And if the subject of marriage and romantic fulfillment seems like an overarching theme, it’s even weirder that hook-up culture, sexual fashion, and overt sexuality of festival-going is tamped down in favor of a safer, and frequently infantilized vision. There’s an odd shot of fest founder (“Electric Sky” exec producer) Pasquale Rotella clinking glasses of champagne with his new fiancée Holly Madison in the VIP section of the fest, like “Hey, let’s keep this thing classy,” while there’s a toothless (privates-less?) approach to the gaggle of the nearly-nudes in neon pink thongs below their raised platform.

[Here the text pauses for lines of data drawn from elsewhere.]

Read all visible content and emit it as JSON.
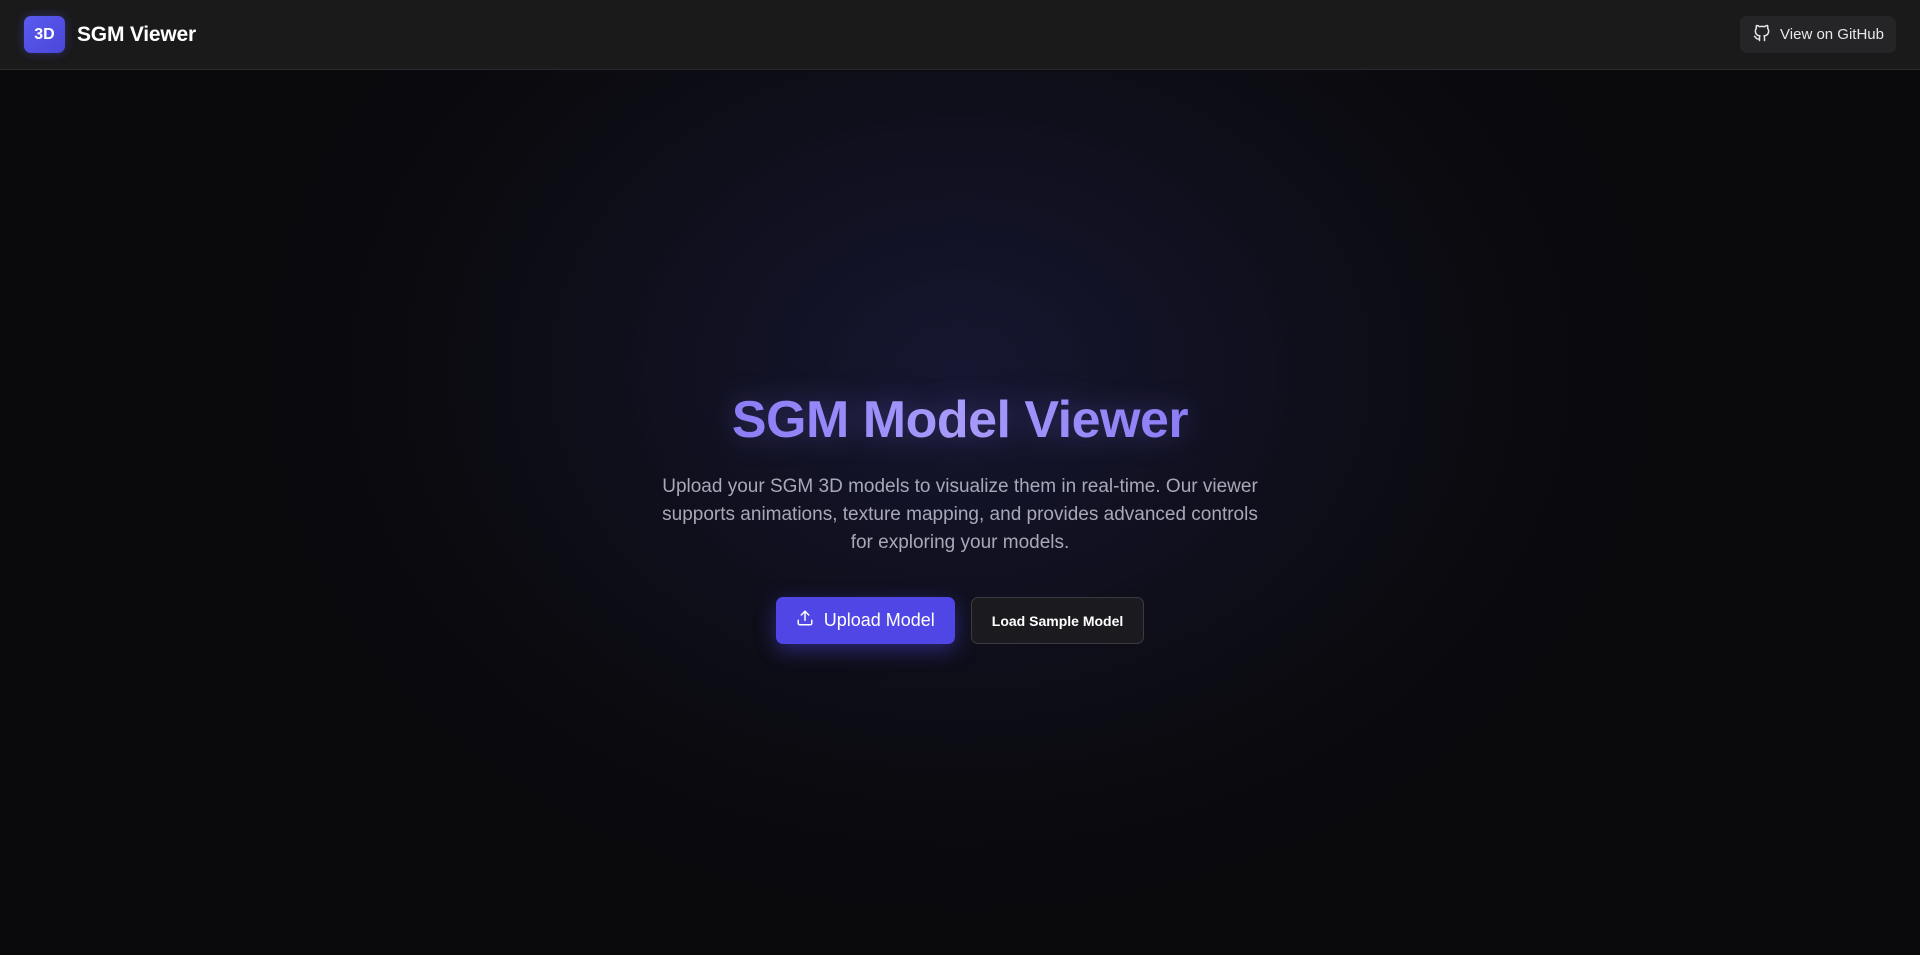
{
  "header": {
    "logo_text": "3D",
    "app_title": "SGM Viewer",
    "github_label": "View on GitHub",
    "github_icon": "github-icon"
  },
  "hero": {
    "title": "SGM Model Viewer",
    "description": "Upload your SGM 3D models to visualize them in real-time. Our viewer supports animations, texture mapping, and provides advanced controls for exploring your models.",
    "upload_label": "Upload Model",
    "upload_icon": "upload-icon",
    "sample_label": "Load Sample Model"
  },
  "colors": {
    "accent": "#4f46e5",
    "title_gradient": "#8b7cf6",
    "header_bg": "#1a1a1b",
    "page_bg": "#0a0a0d"
  }
}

This is not to judge the people in the pink thongs and the animal hats. The film does an exquisite job of creating a judgment-free environment, hand-in-hand with its advertisement for EDC’s particular brand of utopia. Its intention is to show what a festival should be. When Sadie has an anxiety attack at the festival, there is no wait for a nurse and -- lucky for her! – she’s the one fan out of tens of thousands chosen to get up on stage to drop the beat during Above & Beyond’s set. For electronic and dance music lovers, that storyline may hit the spot, especially with the non-stop throb and the colorful scenery. There is no competing version, which is “Under the Electric Sky’s” triumph, and also its problem.